Harvest Schroeder: The Human Factor
Harvest Schroeder admits that earning an engineering degree is challenging. “It is hard, but so is everything else that’s worthwhile,” Schroeder says. She likes to think about the human results of her work, and making the world better for the real people.
“It’s totally worth it,” the IIHR engineer says.
The Calamus, Iowa, native earned a B.S. in civil and environmental engineering at the University of Iowa, and she’s now pursuing an M.S. degree while working full-time on the Iowa Flood Center’s (IFC) Statewide Floodplain Mapping Project.
After being home schooled through her freshman year of high school, Schroeder graduated from Calamus-Wheatland High School. Her father taught science at the tiny school system, and his enthusiasm for all things scientific trickled down to Schroeder and her four siblings. He took the family on long vacations in the summer, tent camping in national parks and exploring the natural world.
Schroeder loved science and math classes, but she wasn’t set on engineering as a high school student. Like many younger students, she wasn’t entirely sure what an engineer does. “I feel like it’s something of a hidden profession,” she says.

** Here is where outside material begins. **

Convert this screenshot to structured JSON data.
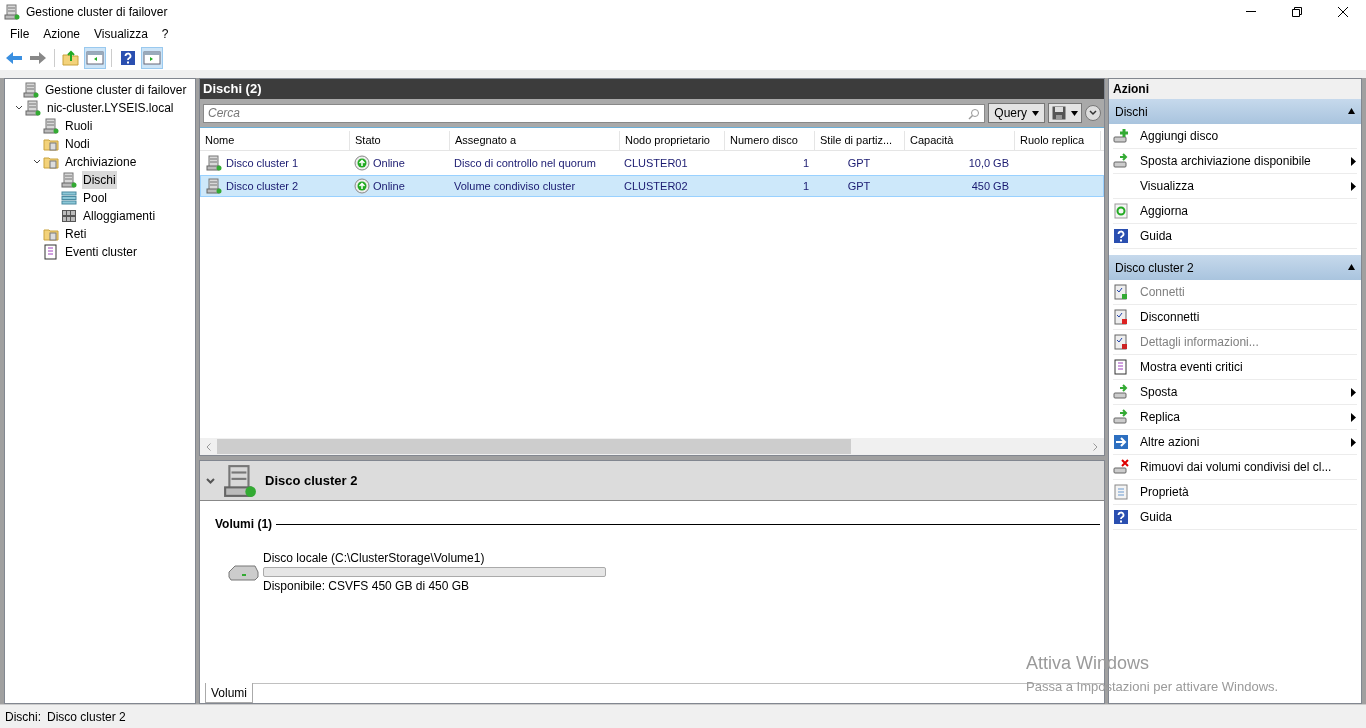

She learned more about engineering from her older brother, who went to Iowa State to study chemical engineering. Job shadowing a civil engineer opened her eyes to what engineers actually do. Being outdoors at least part of the time appealed to her, and she also appreciated the fact that engineers can actually see the results of their work. “You’re building something,” she explains.
Engineering a Bright Future
When Schroeder was just starting her engineering classes at Iowa, she remembers looking around and finding herself one of only a few women in the room. “It’s definitely intimidating,” she says, but that doesn’t bother her these days. Although Schroeder knows that old-school resistance to women in engineering exists, she has never experienced it firsthand.
“I think I’ve been kind of fortunate,” she says.
Schroeder interned with the City of Iowa City in 2008 — the year of the big flood. That experience made her acutely aware of the importance of water-related engineering and its impact on people and communities.
It was something she never forgot. So when Schroder heard about an opportunity for students to work on the IFC’s Statewide Floodplain Mapping Project, she immediately wanted to get involved. After she completed her undergraduate degree, Schroeder’s position at the IFC evolved into a full-time job, and she was later chosen to serve as one of the project leaders.
The five-year effort has a big goal: to create new floodplain maps for the 85 Iowa counties that were declared Presidential Disaster Areas after the 2008 floods. Schroeder shares the leadership duties with Engineer Derek Chang, and she says they’re fortunate to have great supervision from IFC Associate Director Nate Young, as well as an excellent team of dedicated engineers.
When the Statewide Floodplain Mapping Project is complete, most Iowans will have up-to-date, reliable floodplain maps to turn to, which will make a positive difference in the lives of many Iowans. “I do feel you’re getting a useful product that people will use,” Schroeder says. “That provides a lot of motivation for me.”
Schroeder hopes to continue working in the field of hydrology and hydraulic engineering after the project is done. “I love being in the water research world,” she says.
An Intense Competitor
When she’s not working, Schroeder likes to spend time with her family and help out at her church, where she teaches Sunday school to second and third graders. She also loves to get outside and be active. She took up downhill skiing a couple of years ago, after cross country skiing throughout her youth. She also likes sand volleyball and Ultimate Frisbee.
When it comes to sports, Schroeder says, her normally low-key personality disappears. “My competitive side comes out,” she says. “It gets intense sometimes!”